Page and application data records
^^^^^^^^^^^^^^^^
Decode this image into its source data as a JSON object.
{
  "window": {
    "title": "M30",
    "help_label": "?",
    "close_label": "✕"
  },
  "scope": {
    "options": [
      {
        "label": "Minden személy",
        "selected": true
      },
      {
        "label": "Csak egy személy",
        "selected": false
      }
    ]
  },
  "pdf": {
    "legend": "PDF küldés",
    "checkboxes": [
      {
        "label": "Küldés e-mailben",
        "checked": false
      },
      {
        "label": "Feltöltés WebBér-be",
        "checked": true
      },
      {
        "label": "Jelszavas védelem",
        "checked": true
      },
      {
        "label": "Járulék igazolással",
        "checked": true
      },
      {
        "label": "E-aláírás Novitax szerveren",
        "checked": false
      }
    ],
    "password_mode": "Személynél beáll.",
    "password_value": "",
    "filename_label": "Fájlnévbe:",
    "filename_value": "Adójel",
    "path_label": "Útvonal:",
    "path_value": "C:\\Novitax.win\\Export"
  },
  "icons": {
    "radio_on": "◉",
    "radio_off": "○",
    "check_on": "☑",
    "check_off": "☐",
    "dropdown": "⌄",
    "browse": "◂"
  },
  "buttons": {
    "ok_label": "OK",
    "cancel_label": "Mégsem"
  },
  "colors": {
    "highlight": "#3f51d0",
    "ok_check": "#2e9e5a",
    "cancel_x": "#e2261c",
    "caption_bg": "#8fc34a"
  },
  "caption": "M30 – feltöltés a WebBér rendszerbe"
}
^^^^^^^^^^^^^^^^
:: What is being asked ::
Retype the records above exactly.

:: Task answer ::
Decode this image into its source data as a JSON object.
{
  "window": {
    "title": "M30",
    "help_label": "?",
    "close_label": "✕"
  },
  "scope": {
    "options": [
      {
        "label": "Minden személy",
        "selected": true
      },
      {
        "label": "Csak egy személy",
        "selected": false
      }
    ]
  },
  "pdf": {
    "legend": "PDF küldés",
    "checkboxes": [
      {
        "label": "Küldés e-mailben",
        "checked": false
      },
      {
        "label": "Feltöltés WebBér-be",
        "checked": true
      },
      {
        "label": "Jelszavas védelem",
        "checked": true
      },
      {
        "label": "Járulék igazolással",
        "checked": true
      },
      {
        "label": "E-aláírás Novitax szerveren",
        "checked": false
      }
    ],
    "password_mode": "Személynél beáll.",
    "password_value": "",
    "filename_label": "Fájlnévbe:",
    "filename_value": "Adójel",
    "path_label": "Útvonal:",
    "path_value": "C:\\Novitax.win\\Export"
  },
  "icons": {
    "radio_on": "◉",
    "radio_off": "○",
    "check_on": "☑",
    "check_off": "☐",
    "dropdown": "⌄",
    "browse": "◂"
  },
  "buttons": {
    "ok_label": "OK",
    "cancel_label": "Mégsem"
  },
  "colors": {
    "highlight": "#3f51d0",
    "ok_check": "#2e9e5a",
    "cancel_x": "#e2261c",
    "caption_bg": "#8fc34a"
  },
  "caption": "M30 – feltöltés a WebBér rendszerbe"
}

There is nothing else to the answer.